Scotland must seize chance to protect its children, says Dr James Cant
Imagine that every time a child entered a car, they were putting their health at risk. Imagine that they could be exposed to poisons that they can’t see or smell, but that could make them ill now or months, even years, into the future. Imagine that their parents thought they were keeping them safe, but that the toxins lingered on, hurting their children.
Sadly, for thousands of young people across the UK, that is the reality today.
For many children, the only way to get to school, the shops or other activities is in a car with people who are smoking. This poses an immediate health risk through conditions such as asthma, glue ear and meningitis. It is associated with higher risk of chronic and fatal adult conditions such as COPD and lung cancer. And tragically, second-hand smoke is a known cause of cot death in babies.
We all know that tobacco smoke is bad for you. But few people realise the level of risk posed to young lungs and the wide range of conditions it can cause. And it’s a largely hidden danger. Some 85 per cent of second-hand smoke is made up of microscopic particles that are 20 times smaller than a single grain of sand. They pose an invisible but potentially deadly threat to children’s respiratory systems. And as children breathe faster and deeper than adults, their developing lungs are at greater risk than adults’ lungs.
Your lungs are with you wherever you are, and they have to last you a lifetime. In many ways you are what you breathe. So it’s great to see campaigns like Take It Right Outside, making adults aware that the only way to protect young people is never to smoke indoors. But smoke inside a car is a particular danger. Lighting up just once can lead to concentrations of smoke more than 11 times those in a pub before the smoking ban.
You might think that opening the windows and turning on the air conditioning would help clear the air. But the reality is, the particles of smoke are so small and so numerous that harmful levels will remain in the car, harming the young lungs breathing them in.
Protecting young people from exposure to the dangers of second hand smoke is a vital part of ensuring that Scotland’s future generations enjoy better lung health than we do. And now we have the chance to do just that. The Scottish Government has just launched a consultation on new measures to protect young Scots from tobacco. Among them is a potential ban on smoking in cars when someone under 18 is inside.
It can’t come soon enough. Thanks to legislation passed earlier this year, young people in England and Wales will soon be protected when they are in the car.
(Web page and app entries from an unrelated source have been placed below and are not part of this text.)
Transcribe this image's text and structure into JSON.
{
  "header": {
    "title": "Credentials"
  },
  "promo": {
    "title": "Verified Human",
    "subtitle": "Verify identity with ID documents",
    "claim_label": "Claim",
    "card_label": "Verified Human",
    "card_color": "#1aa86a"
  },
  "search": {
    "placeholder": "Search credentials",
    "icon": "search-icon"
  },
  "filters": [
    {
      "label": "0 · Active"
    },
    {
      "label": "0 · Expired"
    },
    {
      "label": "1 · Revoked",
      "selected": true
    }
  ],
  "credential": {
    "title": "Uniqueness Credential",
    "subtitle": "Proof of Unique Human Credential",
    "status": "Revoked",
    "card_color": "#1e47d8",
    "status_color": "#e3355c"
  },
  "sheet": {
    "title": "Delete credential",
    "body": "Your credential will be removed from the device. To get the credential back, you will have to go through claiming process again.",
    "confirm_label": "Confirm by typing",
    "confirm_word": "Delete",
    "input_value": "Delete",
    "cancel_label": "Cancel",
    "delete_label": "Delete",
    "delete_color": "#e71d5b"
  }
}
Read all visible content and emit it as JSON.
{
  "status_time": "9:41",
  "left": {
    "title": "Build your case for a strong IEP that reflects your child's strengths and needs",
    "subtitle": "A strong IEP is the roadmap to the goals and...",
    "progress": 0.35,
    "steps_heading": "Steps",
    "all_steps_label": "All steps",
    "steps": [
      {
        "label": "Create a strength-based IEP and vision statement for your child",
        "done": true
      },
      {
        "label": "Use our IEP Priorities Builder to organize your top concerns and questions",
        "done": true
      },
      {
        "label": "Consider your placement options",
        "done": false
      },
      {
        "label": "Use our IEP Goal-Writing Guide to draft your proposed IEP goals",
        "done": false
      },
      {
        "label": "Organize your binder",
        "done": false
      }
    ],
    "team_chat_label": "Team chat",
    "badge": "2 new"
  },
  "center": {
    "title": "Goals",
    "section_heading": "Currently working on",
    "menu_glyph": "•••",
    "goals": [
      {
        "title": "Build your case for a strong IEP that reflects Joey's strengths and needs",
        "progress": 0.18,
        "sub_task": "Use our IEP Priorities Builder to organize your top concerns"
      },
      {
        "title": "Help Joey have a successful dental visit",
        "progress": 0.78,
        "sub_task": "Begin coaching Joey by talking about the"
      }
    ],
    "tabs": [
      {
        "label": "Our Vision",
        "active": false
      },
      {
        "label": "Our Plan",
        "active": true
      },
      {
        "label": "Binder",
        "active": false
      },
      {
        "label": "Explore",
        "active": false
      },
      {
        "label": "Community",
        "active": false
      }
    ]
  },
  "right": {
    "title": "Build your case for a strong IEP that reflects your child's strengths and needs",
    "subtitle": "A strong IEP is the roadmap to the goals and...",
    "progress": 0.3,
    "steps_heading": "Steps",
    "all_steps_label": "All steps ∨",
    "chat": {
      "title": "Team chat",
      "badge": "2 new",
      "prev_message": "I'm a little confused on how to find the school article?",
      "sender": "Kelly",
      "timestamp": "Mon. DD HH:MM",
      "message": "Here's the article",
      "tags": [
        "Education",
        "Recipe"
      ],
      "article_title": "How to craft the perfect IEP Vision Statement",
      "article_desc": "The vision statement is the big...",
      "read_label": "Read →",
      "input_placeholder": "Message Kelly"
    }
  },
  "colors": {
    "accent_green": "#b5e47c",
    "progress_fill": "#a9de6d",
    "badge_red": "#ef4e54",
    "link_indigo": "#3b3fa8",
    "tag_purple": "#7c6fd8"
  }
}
They will be joining young people in the Republic of Ireland, Australia, Canada and the United States, which already have similar laws. We can’t be left in the slow lane.
Some people might be worried that the law will be difficult to enforce. While many countries already have similar laws in operation with no reported problems, we believe that the biggest change won’t come at the hands of the police waving people into a lay-by. Instead, this represents an opportunity to make a cultural shift. When the smoking ban in pubs came in there were predictions that police would spend their time doing nothing but checking every hotel and bar in Scotland for smokers, and that they’d never catch them anyway. That didn’t happen. Instead, people recognised the need for this new protection and obeyed the rules – not because they were afraid of punishment, but because they make good sense. It’s just this kind of change that we want to see.
Scotland now has the chance to take this vital step to protect our children from ill health and keep the next generation smoke-free. With four out of five UK adults supporting this proposal, I know that the Scottish Government’s commitment won’t waver and that, like when similar legislation was passed in Westminster, MSPs from all parties will vote to bring it in as soon as possible. Scotland’s children deserve no less.
• Dr James Cant is head of BLF Scotland www.blf.org.uk/scotland